Task to carry out ▸ Examine each line of the data. Copy the line if it includes the word "under".

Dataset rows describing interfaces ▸
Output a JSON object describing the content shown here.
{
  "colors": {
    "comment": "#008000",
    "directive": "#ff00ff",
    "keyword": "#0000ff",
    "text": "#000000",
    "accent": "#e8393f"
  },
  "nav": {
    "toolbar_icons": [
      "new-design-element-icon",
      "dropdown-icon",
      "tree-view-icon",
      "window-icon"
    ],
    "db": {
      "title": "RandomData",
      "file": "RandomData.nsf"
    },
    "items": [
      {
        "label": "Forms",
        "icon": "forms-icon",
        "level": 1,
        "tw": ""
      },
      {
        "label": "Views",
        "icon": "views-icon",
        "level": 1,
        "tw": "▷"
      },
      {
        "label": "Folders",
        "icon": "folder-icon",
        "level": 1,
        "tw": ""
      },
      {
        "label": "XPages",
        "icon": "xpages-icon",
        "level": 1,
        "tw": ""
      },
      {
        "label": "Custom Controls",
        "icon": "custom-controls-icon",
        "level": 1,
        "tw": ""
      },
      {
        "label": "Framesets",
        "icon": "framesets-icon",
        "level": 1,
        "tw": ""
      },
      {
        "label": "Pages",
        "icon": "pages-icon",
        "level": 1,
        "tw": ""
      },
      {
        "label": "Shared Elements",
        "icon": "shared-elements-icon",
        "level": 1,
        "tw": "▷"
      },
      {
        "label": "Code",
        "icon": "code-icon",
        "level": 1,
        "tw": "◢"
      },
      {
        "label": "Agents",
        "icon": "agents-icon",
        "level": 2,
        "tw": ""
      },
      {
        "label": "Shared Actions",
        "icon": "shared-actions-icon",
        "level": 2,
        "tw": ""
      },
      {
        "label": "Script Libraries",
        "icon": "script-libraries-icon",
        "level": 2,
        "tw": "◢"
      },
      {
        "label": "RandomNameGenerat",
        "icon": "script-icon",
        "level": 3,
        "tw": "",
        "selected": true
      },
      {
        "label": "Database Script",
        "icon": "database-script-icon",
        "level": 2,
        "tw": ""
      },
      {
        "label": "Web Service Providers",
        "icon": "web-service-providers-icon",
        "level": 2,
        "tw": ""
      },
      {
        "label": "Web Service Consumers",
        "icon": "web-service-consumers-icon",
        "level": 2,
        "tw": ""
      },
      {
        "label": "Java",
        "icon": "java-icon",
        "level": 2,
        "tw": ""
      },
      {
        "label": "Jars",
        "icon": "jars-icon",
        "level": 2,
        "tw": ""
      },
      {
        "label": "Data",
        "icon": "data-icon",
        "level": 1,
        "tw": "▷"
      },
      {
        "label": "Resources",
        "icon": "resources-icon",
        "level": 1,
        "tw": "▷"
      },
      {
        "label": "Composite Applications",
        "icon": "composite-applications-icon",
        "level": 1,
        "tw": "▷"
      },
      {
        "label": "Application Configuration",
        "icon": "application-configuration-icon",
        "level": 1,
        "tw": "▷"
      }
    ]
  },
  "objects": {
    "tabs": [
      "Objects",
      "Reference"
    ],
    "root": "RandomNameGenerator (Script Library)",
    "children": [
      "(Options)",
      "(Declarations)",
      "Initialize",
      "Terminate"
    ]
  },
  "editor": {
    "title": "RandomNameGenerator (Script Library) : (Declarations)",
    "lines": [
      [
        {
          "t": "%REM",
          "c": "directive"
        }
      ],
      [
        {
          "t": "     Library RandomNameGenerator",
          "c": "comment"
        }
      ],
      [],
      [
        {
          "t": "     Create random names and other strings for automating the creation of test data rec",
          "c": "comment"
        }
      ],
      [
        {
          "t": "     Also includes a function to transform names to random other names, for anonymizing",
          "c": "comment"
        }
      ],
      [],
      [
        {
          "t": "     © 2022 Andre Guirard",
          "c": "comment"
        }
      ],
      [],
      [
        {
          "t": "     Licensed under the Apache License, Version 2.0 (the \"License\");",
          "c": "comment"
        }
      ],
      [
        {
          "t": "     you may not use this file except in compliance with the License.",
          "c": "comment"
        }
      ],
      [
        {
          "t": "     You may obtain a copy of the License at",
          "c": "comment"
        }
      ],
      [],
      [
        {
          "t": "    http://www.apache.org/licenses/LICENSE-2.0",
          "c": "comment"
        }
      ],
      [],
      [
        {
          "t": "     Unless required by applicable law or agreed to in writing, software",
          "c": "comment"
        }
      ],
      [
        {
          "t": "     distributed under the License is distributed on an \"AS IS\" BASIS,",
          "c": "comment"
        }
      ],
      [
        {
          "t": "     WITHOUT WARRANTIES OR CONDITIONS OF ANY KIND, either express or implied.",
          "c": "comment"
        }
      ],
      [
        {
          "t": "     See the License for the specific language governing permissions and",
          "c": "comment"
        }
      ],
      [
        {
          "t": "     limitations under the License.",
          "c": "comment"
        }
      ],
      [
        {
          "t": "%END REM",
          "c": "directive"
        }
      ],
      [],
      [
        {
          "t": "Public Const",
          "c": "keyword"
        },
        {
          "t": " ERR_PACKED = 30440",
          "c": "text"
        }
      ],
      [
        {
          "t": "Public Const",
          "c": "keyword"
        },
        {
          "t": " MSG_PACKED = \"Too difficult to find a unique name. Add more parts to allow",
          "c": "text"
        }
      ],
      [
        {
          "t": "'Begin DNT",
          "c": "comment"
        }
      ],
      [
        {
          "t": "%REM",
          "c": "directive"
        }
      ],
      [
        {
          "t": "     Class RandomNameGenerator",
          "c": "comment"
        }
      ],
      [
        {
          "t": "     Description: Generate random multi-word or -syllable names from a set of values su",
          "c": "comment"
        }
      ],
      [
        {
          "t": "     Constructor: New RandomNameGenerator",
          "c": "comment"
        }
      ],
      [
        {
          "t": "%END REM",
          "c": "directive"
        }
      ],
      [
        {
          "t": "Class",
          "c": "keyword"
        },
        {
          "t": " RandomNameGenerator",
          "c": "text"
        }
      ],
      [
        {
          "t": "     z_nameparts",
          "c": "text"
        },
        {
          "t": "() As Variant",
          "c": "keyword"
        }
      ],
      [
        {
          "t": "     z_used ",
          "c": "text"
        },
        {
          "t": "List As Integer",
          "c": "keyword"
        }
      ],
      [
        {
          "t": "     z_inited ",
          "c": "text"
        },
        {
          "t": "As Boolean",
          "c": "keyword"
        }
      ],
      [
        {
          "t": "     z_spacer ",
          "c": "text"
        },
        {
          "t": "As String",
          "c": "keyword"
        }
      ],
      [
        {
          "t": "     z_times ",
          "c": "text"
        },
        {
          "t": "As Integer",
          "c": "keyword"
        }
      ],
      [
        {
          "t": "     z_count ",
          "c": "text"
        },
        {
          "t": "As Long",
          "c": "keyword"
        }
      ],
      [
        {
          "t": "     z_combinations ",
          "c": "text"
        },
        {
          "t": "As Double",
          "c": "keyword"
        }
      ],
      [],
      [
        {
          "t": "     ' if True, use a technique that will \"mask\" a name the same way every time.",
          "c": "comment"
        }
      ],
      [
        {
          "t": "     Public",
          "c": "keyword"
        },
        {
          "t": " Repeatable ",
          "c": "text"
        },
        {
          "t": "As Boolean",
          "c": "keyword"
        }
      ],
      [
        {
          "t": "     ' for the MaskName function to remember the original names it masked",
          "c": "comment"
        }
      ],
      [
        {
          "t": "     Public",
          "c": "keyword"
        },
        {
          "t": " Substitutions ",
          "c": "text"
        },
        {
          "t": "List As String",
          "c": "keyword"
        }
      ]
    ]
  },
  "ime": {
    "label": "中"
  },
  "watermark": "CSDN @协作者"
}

Your solution ▸
          "t": "     Licensed under the Apache License, Version 2.0 (the \"License\");",
          "t": "     distributed under the License is distributed on an \"AS IS\" BASIS,",
          "t": "     limitations under the License.",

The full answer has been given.